The task.
Retype the records that follow, every line exactly as written.

Input.
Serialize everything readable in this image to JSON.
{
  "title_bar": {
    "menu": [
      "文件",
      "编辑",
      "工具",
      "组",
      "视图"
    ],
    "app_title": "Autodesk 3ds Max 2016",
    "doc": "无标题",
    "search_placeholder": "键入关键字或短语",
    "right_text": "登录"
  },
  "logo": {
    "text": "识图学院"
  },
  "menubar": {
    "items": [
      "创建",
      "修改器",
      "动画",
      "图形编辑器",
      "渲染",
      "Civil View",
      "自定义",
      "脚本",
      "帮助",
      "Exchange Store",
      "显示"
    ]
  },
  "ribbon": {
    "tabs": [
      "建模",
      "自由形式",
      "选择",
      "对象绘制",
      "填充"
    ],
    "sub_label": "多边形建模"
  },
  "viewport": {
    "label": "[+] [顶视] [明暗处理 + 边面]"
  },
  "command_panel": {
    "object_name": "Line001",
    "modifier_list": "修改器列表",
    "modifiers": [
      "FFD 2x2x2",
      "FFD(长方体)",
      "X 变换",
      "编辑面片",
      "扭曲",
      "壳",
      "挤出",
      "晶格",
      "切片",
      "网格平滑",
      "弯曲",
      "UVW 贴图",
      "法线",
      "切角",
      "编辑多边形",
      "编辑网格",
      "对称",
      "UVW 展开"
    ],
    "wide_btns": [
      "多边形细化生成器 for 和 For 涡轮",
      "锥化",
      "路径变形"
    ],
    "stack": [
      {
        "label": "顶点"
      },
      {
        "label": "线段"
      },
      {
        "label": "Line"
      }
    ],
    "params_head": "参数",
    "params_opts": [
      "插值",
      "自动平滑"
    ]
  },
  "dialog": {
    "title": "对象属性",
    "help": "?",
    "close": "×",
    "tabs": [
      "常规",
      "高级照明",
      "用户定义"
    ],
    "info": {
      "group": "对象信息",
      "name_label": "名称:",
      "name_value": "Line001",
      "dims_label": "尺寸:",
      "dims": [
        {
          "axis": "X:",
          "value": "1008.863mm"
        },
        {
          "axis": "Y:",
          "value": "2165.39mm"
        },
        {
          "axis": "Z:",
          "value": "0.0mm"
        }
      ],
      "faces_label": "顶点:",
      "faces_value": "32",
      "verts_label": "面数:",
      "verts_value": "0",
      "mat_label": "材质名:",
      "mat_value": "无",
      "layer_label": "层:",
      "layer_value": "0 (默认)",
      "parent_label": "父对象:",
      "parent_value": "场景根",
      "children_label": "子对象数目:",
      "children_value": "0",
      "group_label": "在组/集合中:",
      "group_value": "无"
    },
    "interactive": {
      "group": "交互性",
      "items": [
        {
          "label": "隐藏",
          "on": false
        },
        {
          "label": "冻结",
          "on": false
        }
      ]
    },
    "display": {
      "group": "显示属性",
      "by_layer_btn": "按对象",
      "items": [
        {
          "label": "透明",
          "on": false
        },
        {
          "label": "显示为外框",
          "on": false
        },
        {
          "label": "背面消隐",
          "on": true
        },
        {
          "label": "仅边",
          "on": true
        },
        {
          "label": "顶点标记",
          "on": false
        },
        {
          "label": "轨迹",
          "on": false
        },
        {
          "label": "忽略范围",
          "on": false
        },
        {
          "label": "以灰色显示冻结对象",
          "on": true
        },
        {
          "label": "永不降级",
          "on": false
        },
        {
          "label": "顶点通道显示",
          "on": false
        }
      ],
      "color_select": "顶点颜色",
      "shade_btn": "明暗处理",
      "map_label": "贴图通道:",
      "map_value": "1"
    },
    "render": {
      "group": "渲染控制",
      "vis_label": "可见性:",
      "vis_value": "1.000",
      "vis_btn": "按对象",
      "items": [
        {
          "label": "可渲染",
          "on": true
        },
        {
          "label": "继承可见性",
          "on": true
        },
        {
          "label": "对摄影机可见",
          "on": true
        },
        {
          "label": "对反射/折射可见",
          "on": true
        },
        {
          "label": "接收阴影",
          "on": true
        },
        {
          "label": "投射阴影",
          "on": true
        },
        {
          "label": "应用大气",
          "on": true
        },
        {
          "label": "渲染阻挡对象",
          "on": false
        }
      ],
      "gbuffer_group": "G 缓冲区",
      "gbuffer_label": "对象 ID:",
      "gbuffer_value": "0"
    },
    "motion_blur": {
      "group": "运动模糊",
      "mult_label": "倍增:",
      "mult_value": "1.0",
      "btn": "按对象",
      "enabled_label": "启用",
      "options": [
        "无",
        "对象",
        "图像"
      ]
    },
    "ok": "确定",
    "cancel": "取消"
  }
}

Response area.
Serialize everything readable in this image to JSON.
{
  "title_bar": {
    "menu": [
      "文件",
      "编辑",
      "工具",
      "组",
      "视图"
    ],
    "app_title": "Autodesk 3ds Max 2016",
    "doc": "无标题",
    "search_placeholder": "键入关键字或短语",
    "right_text": "登录"
  },
  "logo": {
    "text": "识图学院"
  },
  "menubar": {
    "items": [
      "创建",
      "修改器",
      "动画",
      "图形编辑器",
      "渲染",
      "Civil View",
      "自定义",
      "脚本",
      "帮助",
      "Exchange Store",
      "显示"
    ]
  },
  "ribbon": {
    "tabs": [
      "建模",
      "自由形式",
      "选择",
      "对象绘制",
      "填充"
    ],
    "sub_label": "多边形建模"
  },
  "viewport": {
    "label": "[+] [顶视] [明暗处理 + 边面]"
  },
  "command_panel": {
    "object_name": "Line001",
    "modifier_list": "修改器列表",
    "modifiers": [
      "FFD 2x2x2",
      "FFD(长方体)",
      "X 变换",
      "编辑面片",
      "扭曲",
      "壳",
      "挤出",
      "晶格",
      "切片",
      "网格平滑",
      "弯曲",
      "UVW 贴图",
      "法线",
      "切角",
      "编辑多边形",
      "编辑网格",
      "对称",
      "UVW 展开"
    ],
    "wide_btns": [
      "多边形细化生成器 for 和 For 涡轮",
      "锥化",
      "路径变形"
    ],
    "stack": [
      {
        "label": "顶点"
      },
      {
        "label": "线段"
      },
      {
        "label": "Line"
      }
    ],
    "params_head": "参数",
    "params_opts": [
      "插值",
      "自动平滑"
    ]
  },
  "dialog": {
    "title": "对象属性",
    "help": "?",
    "close": "×",
    "tabs": [
      "常规",
      "高级照明",
      "用户定义"
    ],
    "info": {
      "group": "对象信息",
      "name_label": "名称:",
      "name_value": "Line001",
      "dims_label": "尺寸:",
      "dims": [
        {
          "axis": "X:",
          "value": "1008.863mm"
        },
        {
          "axis": "Y:",
          "value": "2165.39mm"
        },
        {
          "axis": "Z:",
          "value": "0.0mm"
        }
      ],
      "faces_label": "顶点:",
      "faces_value": "32",
      "verts_label": "面数:",
      "verts_value": "0",
      "mat_label": "材质名:",
      "mat_value": "无",
      "layer_label": "层:",
      "layer_value": "0 (默认)",
      "parent_label": "父对象:",
      "parent_value": "场景根",
      "children_label": "子对象数目:",
      "children_value": "0",
      "group_label": "在组/集合中:",
      "group_value": "无"
    },
    "interactive": {
      "group": "交互性",
      "items": [
        {
          "label": "隐藏",
          "on": false
        },
        {
          "label": "冻结",
          "on": false
        }
      ]
    },
    "display": {
      "group": "显示属性",
      "by_layer_btn": "按对象",
      "items": [
        {
          "label": "透明",
          "on": false
        },
        {
          "label": "显示为外框",
          "on": false
        },
        {
          "label": "背面消隐",
          "on": true
        },
        {
          "label": "仅边",
          "on": true
        },
        {
          "label": "顶点标记",
          "on": false
        },
        {
          "label": "轨迹",
          "on": false
        },
        {
          "label": "忽略范围",
          "on": false
        },
        {
          "label": "以灰色显示冻结对象",
          "on": true
        },
        {
          "label": "永不降级",
          "on": false
        },
        {
          "label": "顶点通道显示",
          "on": false
        }
      ],
      "color_select": "顶点颜色",
      "shade_btn": "明暗处理",
      "map_label": "贴图通道:",
      "map_value": "1"
    },
    "render": {
      "group": "渲染控制",
      "vis_label": "可见性:",
      "vis_value": "1.000",
      "vis_btn": "按对象",
      "items": [
        {
          "label": "可渲染",
          "on": true
        },
        {
          "label": "继承可见性",
          "on": true
        },
        {
          "label": "对摄影机可见",
          "on": true
        },
        {
          "label": "对反射/折射可见",
          "on": true
        },
        {
          "label": "接收阴影",
          "on": true
        },
        {
          "label": "投射阴影",
          "on": true
        },
        {
          "label": "应用大气",
          "on": true
        },
        {
          "label": "渲染阻挡对象",
          "on": false
        }
      ],
      "gbuffer_group": "G 缓冲区",
      "gbuffer_label": "对象 ID:",
      "gbuffer_value": "0"
    },
    "motion_blur": {
      "group": "运动模糊",
      "mult_label": "倍增:",
      "mult_value": "1.0",
      "btn": "按对象",
      "enabled_label": "启用",
      "options": [
        "无",
        "对象",
        "图像"
      ]
    },
    "ok": "确定",
    "cancel": "取消"
  }
}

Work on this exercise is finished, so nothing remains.